Do You Need to Be a Cosmetic Chemist to Formulate a Skincare Brand?

It might be that being a cosmetic chemist is one of the coolest jobs in the world. After all, they are behind some of the most successful and loved beauty products. However, you don’t have to be a cosmetic chemist to formulate your skincare brand. You also don’t need to obtain a degree in cosmetic science or fulfill any other formal requirements to develop your skincare formulas. It all comes down to your practical experience, inspiration, and how much time you are willing to invest in perfecting your product.

However, formulation isn’t the same as manufacturing. This is important to note because not every country will allow you to manufacture a skincare product unless it has been developed in a registered lab or by someone with a formal qualification. In the United States, it is only the state of Florida where additional qualifications are needed.

Even if you live in Florida or another country where additional qualifications are required, you can still launch your beauty brand and skincare line. If you get to the stage where you are ready to manufacture and sell, you can outsource this component to a qualified manufacturer.

Bottom Line
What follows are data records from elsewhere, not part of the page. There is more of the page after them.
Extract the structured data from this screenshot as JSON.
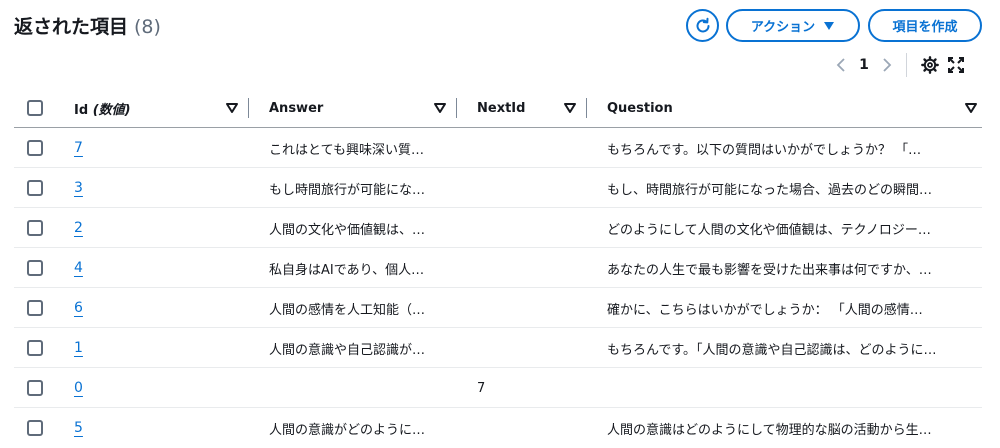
{
  "header": {
    "title": "返された項目",
    "count": "(8)",
    "actions_label": "アクション",
    "create_label": "項目を作成"
  },
  "pagination": {
    "current_page": "1"
  },
  "columns": {
    "id_label": "Id",
    "id_type": "(数値)",
    "answer": "Answer",
    "nextid": "NextId",
    "question": "Question"
  },
  "rows": [
    {
      "id": "7",
      "answer": "これはとても興味深い質…",
      "nextid": "",
      "question": "もちろんです。以下の質問はいかがでしょうか？ 「…"
    },
    {
      "id": "3",
      "answer": "もし時間旅行が可能にな…",
      "nextid": "",
      "question": "もし、時間旅行が可能になった場合、過去のどの瞬間…"
    },
    {
      "id": "2",
      "answer": "人間の文化や価値観は、…",
      "nextid": "",
      "question": "どのようにして人間の文化や価値観は、テクノロジー…"
    },
    {
      "id": "4",
      "answer": "私自身はAIであり、個人…",
      "nextid": "",
      "question": "あなたの人生で最も影響を受けた出来事は何ですか、…"
    },
    {
      "id": "6",
      "answer": "人間の感情を人工知能（…",
      "nextid": "",
      "question": "確かに、こちらはいかがでしょうか： 「人間の感情…"
    },
    {
      "id": "1",
      "answer": "人間の意識や自己認識が…",
      "nextid": "",
      "question": "もちろんです。｢人間の意識や自己認識は、どのように…"
    },
    {
      "id": "0",
      "answer": "",
      "nextid": "7",
      "question": ""
    },
    {
      "id": "5",
      "answer": "人間の意識がどのように…",
      "nextid": "",
      "question": "人間の意識はどのようにして物理的な脳の活動から生…"
    }
  ],
  "colors": {
    "accent": "#0972d3",
    "text": "#16191f",
    "muted": "#5f6b7a"
  }
}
To sum up, you don’t need to be a cosmetic chemist to formulate skincare. The formulation is entirely unrestricted, meaning that you can start coming up with your distinct formulas if you have the proper knowledge. So, if you have an original idea and you’re ready to embark on your skincare journey, start your own formulation business without any hesitation.